Upon reaching the sunny area I pulled off my heavy gloves and wrung them out, getting enough water out of the pair of them to fill a 1L Nalgene. My legs and feet were mostly dry thanks to my La Sportiva mountaineering boots and Becca's Arc'Teryx hard shell pants. My Mountain Hardwear jacket had taken a lot of abuse on this but had kept me about 50% dry on my torso and arms. I pulled off my t-shirt and switched to my mid layer. I also pulled off the boots and switched to my dry hiking shoes and a dry pair of socks, leaving the hard shell pants on. I stuffed all the wet stuff in my now saturated pack and enjoyed the softer footwear for the hike out. The grass on the road was soaked so my feet had soaked through by the time I was about halfway back to the car from my stop point, but it was not a big deal since I was almost out and quite comfortable walking in these lighter shoes. When I arrived at the stream crossing, I considered just fording it in my now-soaked shoes, but opted to take the log back across. Upon arrival at my car, I changed once again into dry clothes and hurried to leave so I could get a signal and let Becca know that I was out safely, just a bit delayed.

A well-deserved brunch awaited me at Tim Horton's in Whistler after I got a hold of Becca near Pemberton and assured her I was ok in spite of my delayed return. I was excited to get home and spend the day with her before she had to go in for call all night! Pics from my beautiful yet painful ascent.

My advice for future peakbaggers:
Bring a machete, bulldozer, or agent orange...
If it is wet, you will be soaked long before you get close to the peak. Pack accordingly.
Late in the season like September means that the streams at the trailhead and again at the lower end of the moraine are very low. I saw pics online from an earlier season ascent where the trailhead creek was raging and dangerous. Also, I only saw one mosquito which I killed!
Another option to avoid the brush hell is an ascent when skis can be used to pass over it when snow-covered. I do not know when the Hurley River FSR opens or whether the long road ski from Gold Bridge would be worth the effort.
Maybe this would have been more reasonable as an overnighter - it took me 9 hours to reach the summit from the TH, though I was a bit sore from my ascent/descent of Wedge the previous day.
I would assume that the road will only get worse with time and the alder will continue to creep lower down the road.
Click on photo for original larger-size version.
Mount Sampson rises into the clouds above the overgrown Hurley River south fork (2018-09-02). Photo by James Barlow.
Click here for larger-size photo.
Summary Total Data
    Total Elevation Gain:5284 ft / 1610 m
    Route Conditions:
Unmaintained Trail, Open Country, Bushwhack, Stream Ford, Scramble, Glacier Climb
    Gear Used:
Ice Axe, Crampons, Headlamp, Ski Poles, Bivouac
    Nights Spent:1 nights away from roads
Ascent Statistics
    Gain on way in:5284 ft / 1610 m
    Distance:9.5 mi / 15.3 km
    Route:Bushwhacking and lots of talus
    Start Trailhead:3938 ft / 1200 m
Descent Statistics
GPS Data for Ascent/Trip


 GPS Waypoints - Hover or click to see name and lat/long
Peaks:  climbed and  unclimbed by James Barlow
Click Here for a Full Screen Map
Note: GPS Tracks may not be accurate, and may not show the best route.
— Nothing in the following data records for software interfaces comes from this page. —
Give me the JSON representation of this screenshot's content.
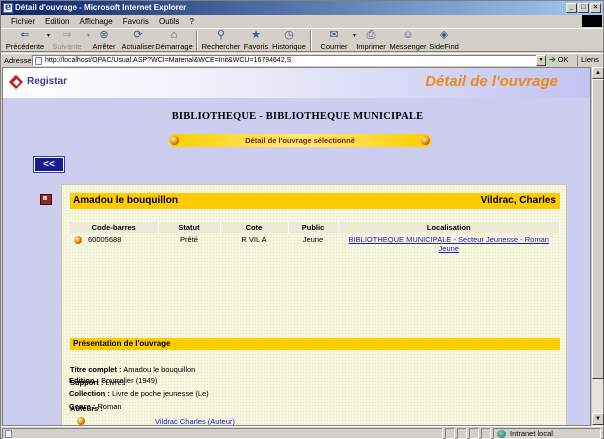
{
  "window": {
    "title": "Détail d'ouvrage - Microsoft Internet Explorer",
    "buttons": [
      "_",
      "□",
      "×"
    ]
  },
  "menu": [
    "Fichier",
    "Edition",
    "Affichage",
    "Favoris",
    "Outils",
    "?"
  ],
  "toolbar": {
    "items": [
      {
        "label": "Précédente",
        "icon": "back-arrow-icon"
      },
      {
        "label": "Suivante",
        "icon": "forward-arrow-icon"
      },
      {
        "label": "Arrêter",
        "icon": "stop-icon"
      },
      {
        "label": "Actualiser",
        "icon": "refresh-icon"
      },
      {
        "label": "Démarrage",
        "icon": "home-icon"
      },
      {
        "label": "Rechercher",
        "icon": "search-icon"
      },
      {
        "label": "Favoris",
        "icon": "favorites-icon"
      },
      {
        "label": "Historique",
        "icon": "history-icon"
      },
      {
        "label": "Courrier",
        "icon": "mail-icon"
      },
      {
        "label": "Imprimer",
        "icon": "print-icon"
      },
      {
        "label": "Messenger",
        "icon": "messenger-icon"
      },
      {
        "label": "SideFind",
        "icon": "sidefind-icon"
      }
    ]
  },
  "address": {
    "label": "Adresse",
    "url": "http://localhost/OPAC/Usual.ASP?WCI=Material&WCE=Init&WCU=16794642,S",
    "go": "OK",
    "links": "Liens"
  },
  "page": {
    "logo": "Registar",
    "title": "Détail de l'ouvrage",
    "library": "BIBLIOTHEQUE - BIBLIOTHEQUE MUNICIPALE",
    "selected_label": "Détail de l'ouvrage sélectionné",
    "back": "<<"
  },
  "book": {
    "title": "Amadou le bouquillon",
    "author": "Vildrac, Charles",
    "holdings_headers": [
      "Code-barres",
      "Statut",
      "Cote",
      "Public",
      "Localisation"
    ],
    "holdings": [
      {
        "barcode": "60005688",
        "status": "Prêté",
        "cote": "R VIL A",
        "public": "Jeune",
        "location": "BIBLIOTHEQUE MUNICIPALE - Secteur Jeunesse - Roman Jeune"
      }
    ],
    "section": "Présentation de l'ouvrage",
    "fields": {
      "titre_label": "Titre complet :",
      "titre": "Amadou le bouquillon",
      "support_label": "Support :",
      "support": "Livres",
      "auteurs_label": "Auteurs :",
      "auteur_link": "Vildrac Charles (Auteur)",
      "edition_label": "Edition :",
      "edition": "Bourrelier (1949)",
      "collection_label": "Collection :",
      "collection": "Livre de poche jeunesse (Le)",
      "genre_label": "Genre :",
      "genre": "Roman"
    }
  },
  "status": {
    "zone": "Intranet local"
  }
}
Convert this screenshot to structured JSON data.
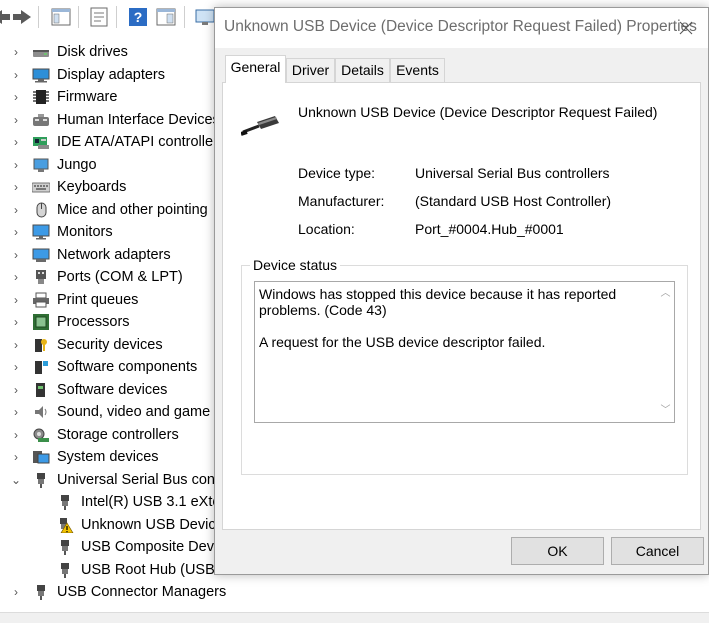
{
  "device_tree": {
    "items": [
      {
        "label": "Disk drives",
        "expanded": false,
        "icon": "disk-drive-icon"
      },
      {
        "label": "Display adapters",
        "expanded": false,
        "icon": "display-adapter-icon"
      },
      {
        "label": "Firmware",
        "expanded": false,
        "icon": "firmware-icon"
      },
      {
        "label": "Human Interface Devices",
        "expanded": false,
        "icon": "hid-icon"
      },
      {
        "label": "IDE ATA/ATAPI controllers",
        "expanded": false,
        "icon": "ide-controller-icon"
      },
      {
        "label": "Jungo",
        "expanded": false,
        "icon": "jungo-icon"
      },
      {
        "label": "Keyboards",
        "expanded": false,
        "icon": "keyboard-icon"
      },
      {
        "label": "Mice and other pointing",
        "expanded": false,
        "icon": "mouse-icon"
      },
      {
        "label": "Monitors",
        "expanded": false,
        "icon": "monitor-icon"
      },
      {
        "label": "Network adapters",
        "expanded": false,
        "icon": "network-adapter-icon"
      },
      {
        "label": "Ports (COM & LPT)",
        "expanded": false,
        "icon": "port-icon"
      },
      {
        "label": "Print queues",
        "expanded": false,
        "icon": "printer-icon"
      },
      {
        "label": "Processors",
        "expanded": false,
        "icon": "processor-icon"
      },
      {
        "label": "Security devices",
        "expanded": false,
        "icon": "security-device-icon"
      },
      {
        "label": "Software components",
        "expanded": false,
        "icon": "software-component-icon"
      },
      {
        "label": "Software devices",
        "expanded": false,
        "icon": "software-device-icon"
      },
      {
        "label": "Sound, video and game",
        "expanded": false,
        "icon": "sound-icon"
      },
      {
        "label": "Storage controllers",
        "expanded": false,
        "icon": "storage-controller-icon"
      },
      {
        "label": "System devices",
        "expanded": false,
        "icon": "system-device-icon"
      },
      {
        "label": "Universal Serial Bus cont",
        "expanded": true,
        "icon": "usb-plug-icon"
      },
      {
        "label": "Intel(R) USB 3.1 eXter",
        "child": true,
        "icon": "usb-plug-icon"
      },
      {
        "label": "Unknown USB Devic",
        "child": true,
        "icon": "usb-warning-icon",
        "warning": true
      },
      {
        "label": "USB Composite Devi",
        "child": true,
        "icon": "usb-plug-icon"
      },
      {
        "label": "USB Root Hub (USB 3.",
        "child": true,
        "icon": "usb-plug-icon"
      },
      {
        "label": "USB Connector Managers",
        "expanded": false,
        "icon": "usb-plug-icon"
      }
    ]
  },
  "dialog": {
    "title": "Unknown USB Device (Device Descriptor Request Failed) Properties",
    "close_icon": "close-icon",
    "tabs": [
      "General",
      "Driver",
      "Details",
      "Events"
    ],
    "active_tab": "General",
    "device_name": "Unknown USB Device (Device Descriptor Request Failed)",
    "properties": [
      {
        "label": "Device type:",
        "value": "Universal Serial Bus controllers"
      },
      {
        "label": "Manufacturer:",
        "value": "(Standard USB Host Controller)"
      },
      {
        "label": "Location:",
        "value": "Port_#0004.Hub_#0001"
      }
    ],
    "status": {
      "legend": "Device status",
      "line1": "Windows has stopped this device because it has reported problems. (Code 43)",
      "line2": "A request for the USB device descriptor failed."
    },
    "ok_label": "OK",
    "cancel_label": "Cancel"
  },
  "colors": {
    "warning": "#f2c200",
    "accent_blue": "#2b6cc4"
  }
}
Do not follow this route blindly. Conditions change frequently. Use of a GPS unit in the outdoors, even with a pre-loaded track, is no substitute for experience and good judgment. Peakbagger.com accepts NO responsibility or liability from use of this data.

Download this GPS track as a GPX file




This page has been served 338 times since 2005-01-15.




Copyright © 1987-2021 by Peakbagger.com. All Rights Reserved. Questions/Comments/Corrections? See the Contact Page Terms of Service